- Diarrhea and weakness
- Stomach pain
- Intestinal cramping
- Depression and anxiety
- Sneezing and watery eyes
- Restless leg syndrome
- Bone and muscle pain
- Headache and backache
There is usually a loss of appetite and a general feeling of malaise and misery. Heroin withdrawal may be shorter than that of other opioids, however. Some people may recover and feel all right after just a week to ten days. In fact, withdrawal from heroin may be easier than that of oxycodone and other very powerful prescription opioids. In fact, when both are taken orally, oxycodone is stronger than heroin!
What is Heroin?
Heroin is prepared by heating acetic anhydride with morphine. It’s not a complex process and is carried out in crude clandestine labs in certain parts of the world on a regular basis. Crude heroin is black and tarry in appearance. Its more refined forms are usually seen as a beige powder. Crude heroin is typically snorted or smoked, but it can be injected. Powdered heroin can be snorted or smoked as well but is more often injected.
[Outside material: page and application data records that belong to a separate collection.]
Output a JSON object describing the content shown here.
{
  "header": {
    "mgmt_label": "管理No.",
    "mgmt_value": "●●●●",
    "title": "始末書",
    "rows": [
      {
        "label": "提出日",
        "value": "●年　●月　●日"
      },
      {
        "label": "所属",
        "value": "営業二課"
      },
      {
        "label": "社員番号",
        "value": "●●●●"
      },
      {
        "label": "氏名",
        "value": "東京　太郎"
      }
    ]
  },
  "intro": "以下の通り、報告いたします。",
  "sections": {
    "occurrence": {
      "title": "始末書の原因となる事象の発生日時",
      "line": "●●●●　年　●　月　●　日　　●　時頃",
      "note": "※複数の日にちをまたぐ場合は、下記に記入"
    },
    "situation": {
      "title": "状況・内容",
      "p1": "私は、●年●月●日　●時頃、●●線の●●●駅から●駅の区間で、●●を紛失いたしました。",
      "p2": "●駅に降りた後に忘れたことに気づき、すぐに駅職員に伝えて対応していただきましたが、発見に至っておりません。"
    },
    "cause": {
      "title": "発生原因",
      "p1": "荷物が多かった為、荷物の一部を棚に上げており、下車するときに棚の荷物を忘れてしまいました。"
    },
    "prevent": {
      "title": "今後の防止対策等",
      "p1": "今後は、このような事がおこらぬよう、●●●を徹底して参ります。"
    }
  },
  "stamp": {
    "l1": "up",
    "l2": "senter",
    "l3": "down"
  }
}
Heroin is smoked by placing it on a piece of tin foil and then heating the foil from underneath with a lighter. As the vapor rises upwards, a straw is typically used to suck it in. This is known as chasing the dragon. People choose this method over injection to avoid diseases transmitted by dirty shared needles and the hazards of intravenous drug abuse, such as infection of the heart valves. That much is valid, but heroin is highly addictive no matter how it’s ingested.
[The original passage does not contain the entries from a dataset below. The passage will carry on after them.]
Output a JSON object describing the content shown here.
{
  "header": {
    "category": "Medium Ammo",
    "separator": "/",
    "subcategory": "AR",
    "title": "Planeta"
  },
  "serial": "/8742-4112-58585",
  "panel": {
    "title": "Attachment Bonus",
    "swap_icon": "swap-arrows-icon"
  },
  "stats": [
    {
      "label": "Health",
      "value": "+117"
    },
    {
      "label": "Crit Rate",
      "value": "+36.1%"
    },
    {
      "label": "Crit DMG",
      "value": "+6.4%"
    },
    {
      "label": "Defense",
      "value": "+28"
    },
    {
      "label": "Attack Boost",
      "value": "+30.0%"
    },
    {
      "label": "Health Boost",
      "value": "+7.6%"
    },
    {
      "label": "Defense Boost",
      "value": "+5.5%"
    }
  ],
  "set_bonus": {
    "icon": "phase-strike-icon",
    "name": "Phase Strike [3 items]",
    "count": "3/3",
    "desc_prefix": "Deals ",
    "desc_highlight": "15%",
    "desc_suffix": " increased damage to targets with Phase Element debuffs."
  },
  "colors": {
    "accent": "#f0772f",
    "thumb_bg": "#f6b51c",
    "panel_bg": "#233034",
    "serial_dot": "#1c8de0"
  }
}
Heroin in the Past
Heroin was once freely available in general stores and by mail order without a prescription. The market was flooded with patent medicines made with closely-guarded ingredients. Many of these proprietary medicines contained large amounts of morphine, heroin, marijuana, cocaine and opium. Laudanum, a preparation of opium dissolved in alcohol, was widely available.
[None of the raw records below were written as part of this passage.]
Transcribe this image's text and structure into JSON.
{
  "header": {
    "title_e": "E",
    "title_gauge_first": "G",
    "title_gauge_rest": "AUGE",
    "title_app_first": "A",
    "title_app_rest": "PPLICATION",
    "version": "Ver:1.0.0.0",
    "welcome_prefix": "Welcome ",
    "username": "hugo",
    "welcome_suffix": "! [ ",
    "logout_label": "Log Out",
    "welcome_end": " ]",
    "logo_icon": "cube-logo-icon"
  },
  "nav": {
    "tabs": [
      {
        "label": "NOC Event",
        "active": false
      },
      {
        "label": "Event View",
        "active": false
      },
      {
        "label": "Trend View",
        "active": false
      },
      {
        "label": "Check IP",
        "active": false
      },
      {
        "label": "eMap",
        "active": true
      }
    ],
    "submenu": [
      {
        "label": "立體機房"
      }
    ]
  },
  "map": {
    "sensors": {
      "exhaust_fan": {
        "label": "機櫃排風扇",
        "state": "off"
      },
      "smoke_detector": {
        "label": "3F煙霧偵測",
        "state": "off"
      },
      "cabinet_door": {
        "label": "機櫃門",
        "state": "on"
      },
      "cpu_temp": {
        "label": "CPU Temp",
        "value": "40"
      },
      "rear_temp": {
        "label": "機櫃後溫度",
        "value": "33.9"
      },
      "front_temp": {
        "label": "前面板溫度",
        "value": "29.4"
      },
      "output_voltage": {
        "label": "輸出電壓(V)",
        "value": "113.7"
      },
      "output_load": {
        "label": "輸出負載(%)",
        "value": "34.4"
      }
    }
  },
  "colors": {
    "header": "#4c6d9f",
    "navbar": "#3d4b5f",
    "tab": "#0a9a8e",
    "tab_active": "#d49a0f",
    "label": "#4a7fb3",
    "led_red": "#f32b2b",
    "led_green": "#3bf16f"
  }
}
Companies catering to “women’s troubles” marketed patent medicines designed to relieve menstrual pain and other female problems. Topics like menstruation were taboo at the time, and many women were too embarrassed to seek medical help. Many of these women also became addicted to these preparations without even realizing it. Before the turn of the 20th century, morphine, heroin and opium were among the very few drugs available that actually worked.
The Pure Food and Drug Act
In 1906, the Pure Food and Drug Act was the beginning of the end for opioid-containing patent medicines. Although this law did not make these medicines illegal, it did require manufacturers to state active ingredients on the labels. At least people knew what they were actually taking and how much.
Just a few years later, in 1914, the Harrison Narcotic Act placed all opioids on prescription-only status. Heroin continued to be prescribed by physicians until 1924, when the drug was outlawed altogether. Today, heroin remains illegal in the United States because the law says that heroin has no accepted medical use. This isn’t really true, though. Heroin is a superior painkiller and has value in the treatment of severe surgical and cancer pain. Some countries, such as England, recognize this and do have legal pharmaceutical heroin available for medical use.
Recovery from Heroin Addiction
After the acute stage of heroin withdrawal passes, drug cravings may still remain. This is the main reason for relapse. After the brain has been addicted to heroin, permanent changes may remain. It’s these changes that may produce drug cravings so powerful that relapse is all but inevitable.
Let us Help
Medications and ongoing therapy support may greatly increase your chances of staying clean. We can help you find a Suboxone or methadone program near you. These programs often include support counseling as part of their program. Suboxone and methadone may work to decrease or even eliminate drug cravings. Just call us anytime at 833-846-5669. We will assess your needs and refer you to the right kind of help available near you.